As trade between China and Latin America and the Caribbean grows at historic levels, experts analyze the risks of commitments made by several countries in exchange for foreign investment and cooperation.
simultaneous relationship. In 2021, the total value of trade between China and Latin America and the Caribbean increased by 41.1% compared to 2020, setting a new record of $451,591 million in transactions, according to official data from China.
Neither the pandemic nor the global crisis in the supply chain can stop this accelerated growth between the Asian country and Latin America, which is why many analysts point out that, from the region, they “see China as a source of opportunities that other countries do not provide.”
At the Forum “Where Are China-US Relations Heading in Latin America?” Organized by the Foundation for Analysis and Social Studies, FAES, Juan Pablo Cardinal, an expert on politics and economics in the Asian country, warned that in the region “political and economic elites can see China as evidence that development and prosperity without democracy is possible.”
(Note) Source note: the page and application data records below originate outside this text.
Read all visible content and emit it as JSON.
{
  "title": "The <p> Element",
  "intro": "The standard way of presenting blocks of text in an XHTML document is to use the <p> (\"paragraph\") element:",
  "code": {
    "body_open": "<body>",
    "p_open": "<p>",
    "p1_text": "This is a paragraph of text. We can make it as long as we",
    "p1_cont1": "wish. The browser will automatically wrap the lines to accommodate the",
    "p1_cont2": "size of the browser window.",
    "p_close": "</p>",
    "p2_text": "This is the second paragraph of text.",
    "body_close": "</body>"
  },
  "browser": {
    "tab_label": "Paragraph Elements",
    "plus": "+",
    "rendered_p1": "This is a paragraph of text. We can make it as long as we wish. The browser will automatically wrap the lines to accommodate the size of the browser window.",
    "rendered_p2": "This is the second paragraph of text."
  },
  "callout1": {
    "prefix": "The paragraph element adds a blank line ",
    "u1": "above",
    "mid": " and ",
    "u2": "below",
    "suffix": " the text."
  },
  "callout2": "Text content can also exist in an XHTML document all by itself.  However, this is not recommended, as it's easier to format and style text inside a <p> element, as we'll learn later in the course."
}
China is currently the region’s second most important trading partner. In 2021, Latin American exports to China amounted to about $222,582 million, an increase of 31.4% over the previous year.
While the value of Chinese exports to Latin America amounted to $229.09 million, an increase of 52% over the previous year, according to the China Customs Office.
Globally, trade in goods and services reached an all-time high of $28.5 trillion in 2021, a 25% year-over-year increase that was also 13% higher than in 2019, the year before the pandemic.
According to the United Nations agency for trade and development, UNCTAD, the 43% rise in Chinese exports in relation to pre-pandemic figures is notable, while economies such as the United States, the European Union and Japan, showed more modest numbers, between 6% and 12%.
“China has developed a network of business and political contacts in the region. It is a very decentralized approach that allows them to support many countries with resources and technical assistance,” Margaret Myers, Director of the Asia and Latin America Program at Dialogue, said during the conference. the event.
For Pepe Zhang, Associate Director and Senior Analyst at The Atlantic Council, currently, “We live in an ideological world. China is more willing to cross the ideological line and cooperate with all countries, and thus have greater influence, while the United States and the United States are more limited in this connection”.
Belt and Road Initiative
For Alejandro Godoy, who specializes in Asia and the Middle East, the initiative that mimics the ancient Silk Road is an ambitious project that the countries that are a part of it must be careful with the concessions granted and the economic imbalances they may obtain. giving birth.
“It’s a very ambitious project because it runs until 2049, has an approximate cost of $900,000 million, and the prospects with Latin America are alienating countries that still recognize Taiwan,” says the expert.
“The best thing is that Latin America can balance this relationship with China and see what opportunities the European Union can offer,” Godoy adds.
“As we have seen in Africa, many of the new Silk Road projects have created huge trade deficits, because ultimately countries do not have the capacity to sustain these debts and over time China acquires these businesses,” Godoy says.
The expert concluded that “many Latin American countries have signed memoranda of understanding in a project that today includes more than 140 countries that have joined the initiative, so actions should be taken with great caution.”
Argentina recently became the 20th country in the region to join the China Sector Initiative. The South American country will celebrate 50 years of diplomatic relations with China in the midst of a deep economic crisis and the renegotiation of its more than $40 billion debt with the International Monetary Fund.